For local architect Matt Stais, sustainability is baked into his DNA. He grew up in a family that always kept vegetable gardens and composted. So, when he moved out to Summit County in 1991 (“just for the ski season”), he brought this ethos with him. And in 2001, he met Carly Weir and Kevin Berg, employees of what was then the Summit Recycling Project (SRP). At the time, SRP (which would later become HC3) was solely focused on recycling. But Carly, Kevin, and Matt excitedly agreed that the community needed to think about how to make buildings more sustainable.
This vision led Matt and several other Summit County representatives to the Teton Green Building conference in Jackson Hole in 2003. “The experience was a total turning point in my life and in my career,” reflects Matt. It was also a major catalyst for the community – Matt and other local stakeholders got together in summer 2005 to create the first-ever Summit Sustainable Building Code. And when HC3 led another stakeholder process to update the sustainable building code in 2018, Matt was back at the table.
“I want to make buildings with as small an environmental footprint as possible,” he shares. “Buildings use the majority of energy in Summit County and the U.S. If we can minimize that energy use, we should.” His own house, which he designed, was “a laboratory for passive and active solar design.” Matt’s got reason to care. He and wife Kiersten have two daughters – ages 18 and 15 – who are learning that they “can make the choice every day to love our planet and lessen our impact.” And just like Matt, they grew up gardening and composting.
Looking ahead, Matt’s excited to keep working with HC3 and his peers to raise the bar for sustainable building in our community.

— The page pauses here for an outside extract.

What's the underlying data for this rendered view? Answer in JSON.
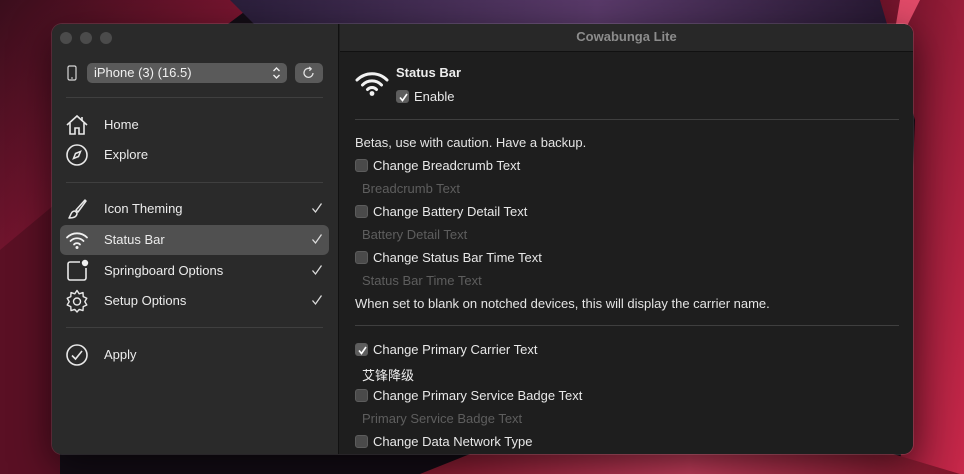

And he’s already walking the talk: Matt’s architecture firm has already designed a handful of net-zero energy buildings across the county.
“You know that book, Zen and the Art of Motorcycle Maintenance?” he asks. There’s an analogy about a train – “you can either be in the engine looking forward, or on the caboose looking back. Leadership is looking ahead at where we want Summit County to be in 2030 – or 2050.”
“People talk about thinking globally and acting locally. We should. And the cool thing is, we can.”
To learn more about the many ways you can support HC3, visit HighCountryConservation.org.